At the hospital, a doctor, not that much younger than Penelope brought me into a side room and proceeded to confirm my worst fear; she was dead. The doctor then asked if he could get in contact with any family members. My heart sank further, I had to tell my son that his sister was dead, but to make matters worse, I needed to tell Penelope’s father, a man with whom I did not speak.
As I told my son, Kevin, the news that his sister had taken her own life, he became hysterical. He was down the country and all I wanted to do was jump into the phone to comfort his trembling body. When his partner, Patrick, came on the phone, I begged him to safely transport my now only child to me as soon as possible. Patrick, ever the sweetheart, gave me his word that he would make sure Kevin would get the next train up as I heard Kevin wailing in the background.
After I left Patrick and Kevin, I next had to dial the number that was etched in my brain as one I had sworn to my kids never to answer, Penelope’s fathers’ number. He was furious at my little girl, something I was also feeling but knew it was no use, the damage had been done. Twenty minutes later, he arrived at the hospital. It was a face I once had loved but since had loathed yet was happy to see; it was bittersweet. I have no recollection of the next few hours as I was asked numerous questions by a lot of people; it was all a haze.
I was suddenly transported back to my house without remembering how. I stood at the front door, darkness in the air, wishful that when I opened it and called out Penelope’s name, I’d get a response or find her asleep in her bed.
I called out my daughter’s name to no response, I rolled my eyes as if it were a good omen, and climbed the stairs, hugging the railing as I went. I stood outside Penelope’s room, composed myself, took in a deep breath and entered. To my dismay, my daughter wasn’t there. I fought to keep my breath.
From the door jamb, I looked around her daughter’s sanctuary and drank in her surroundings. I saw her memory board with pictures of myself, Kevin and her father on the chimney breast. I moved over to her desk, ignoring the tablet filled vomit that lay both on and beside her bed.
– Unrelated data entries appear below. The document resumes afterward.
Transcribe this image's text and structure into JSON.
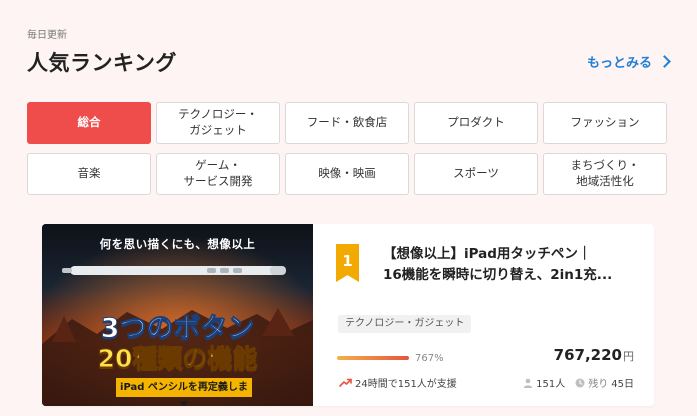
{
  "header": {
    "eyebrow": "毎日更新",
    "title": "人気ランキング",
    "more_label": "もっとみる"
  },
  "categories": [
    {
      "label": "総合",
      "active": true
    },
    {
      "label": "テクノロジー・\nガジェット",
      "active": false
    },
    {
      "label": "フード・飲食店",
      "active": false
    },
    {
      "label": "プロダクト",
      "active": false
    },
    {
      "label": "ファッション",
      "active": false
    },
    {
      "label": "音楽",
      "active": false
    },
    {
      "label": "ゲーム・\nサービス開発",
      "active": false
    },
    {
      "label": "映像・映画",
      "active": false
    },
    {
      "label": "スポーツ",
      "active": false
    },
    {
      "label": "まちづくり・\n地域活性化",
      "active": false
    }
  ],
  "item": {
    "rank": "1",
    "title_line1": "【想像以上】iPad用タッチペン｜",
    "title_line2": "16機能を瞬時に切り替え、2in1充...",
    "tag": "テクノロジー・ガジェット",
    "progress_percent": 767,
    "percent_label": "767%",
    "amount": "767,220",
    "currency": "円",
    "trend_text": "24時間で151人が支援",
    "supporters": "151人",
    "remaining_prefix": "残り",
    "remaining_days": "45日",
    "thumbnail": {
      "top_text": "何を思い描くにも、想像以上",
      "big_line1": "3つのボタン",
      "big_line2": "20種類の機能",
      "badge_text": "iPad ペンシルを再定義します"
    }
  },
  "colors": {
    "accent_red": "#ef4c4c",
    "link_blue": "#1f7fd8",
    "rank_gold": "#f2a900",
    "background": "#fdf4f3"
  }
}
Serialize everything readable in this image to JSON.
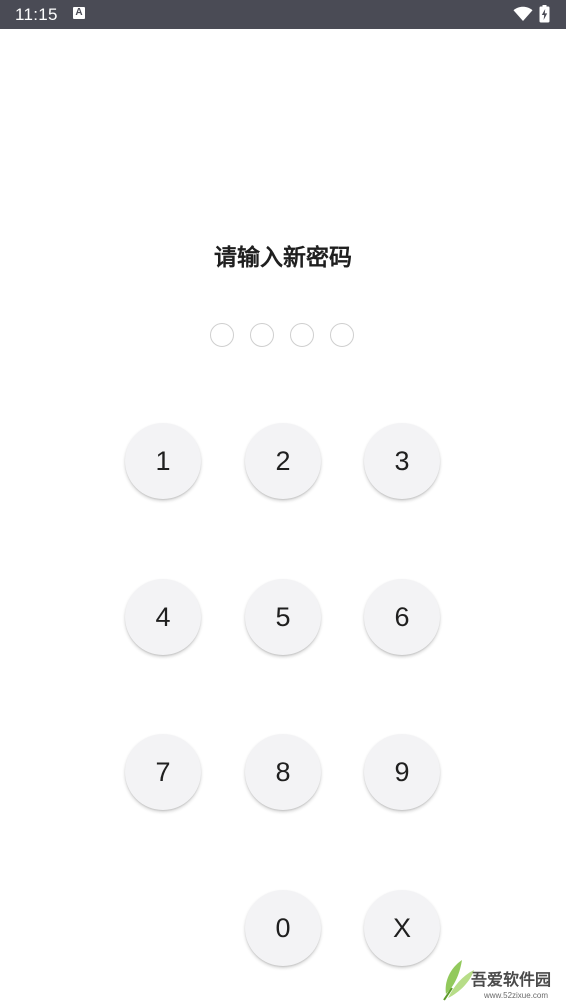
{
  "status_bar": {
    "time": "11:15",
    "notification_letter": "A",
    "icons": [
      "notification-a-icon",
      "wifi-icon",
      "battery-charging-icon"
    ],
    "background_color": "#4a4b55"
  },
  "title": "请输入新密码",
  "pin": {
    "length": 4,
    "filled": 0
  },
  "keypad": {
    "keys": [
      "1",
      "2",
      "3",
      "4",
      "5",
      "6",
      "7",
      "8",
      "9",
      "0",
      "X"
    ],
    "key_background": "#f3f3f5"
  },
  "watermark": {
    "text": "吾爱软件园",
    "url": "www.52zixue.com"
  }
}
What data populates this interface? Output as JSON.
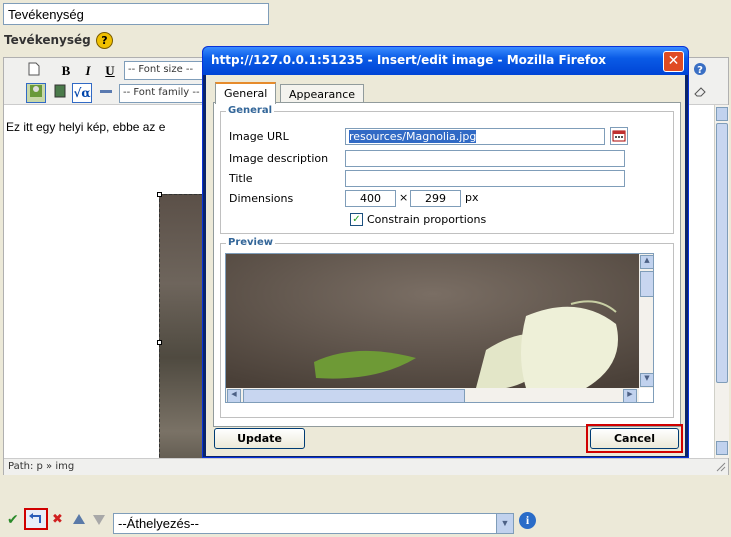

I sat on Penelope’s swivelling desk chair, a place where she spent hours upon hours at a time and looked at the cork board on the wall beside her desk. It had many inspirational quotes tacked onto it and messages that she must have said over and over to herself, one of them being ‘I am safe.’ Under that message, which was written on a Winnie the Pooh post it, was a month’s supply of empty medication bottles with a white envelope accompanying them.
I picked up the envelope and saw the words, ‘I’m sorry’ written faintly on the outside. With trepidation, I opened the envelope and found a letter inside which read:
I’m sorry for all the pain I have put ye all through, but I just couldn’t go on. Life is supposed to be for living, not a living hell. I couldn’t bare this life, as it stands, one moment longer. It doesn’t mean I don’t love ye. I just have to be selfish for once in my life. I have to take my own destiny by the horns and run with it. It brought me to this piece of paper, this pen and me, trying to give you an explanation. I can only say how sorry I am for leaving ye all behind, but I feel you’ll be better off without me.
I looked at the piece of paper in front of me shocked. I jolted towards the bathroom where I vomited uncontrollably. I tried to grasp my daughters thought process as I retched, but instead I remembered the gossip I wanted to tell her earlier, which came to the forefront of my mind for some reason; Penelope was never going to hear about her friends’ baby, and I would never be a grandmother. I sobbed uncontrollably at the thought of never seeing my baby ever again.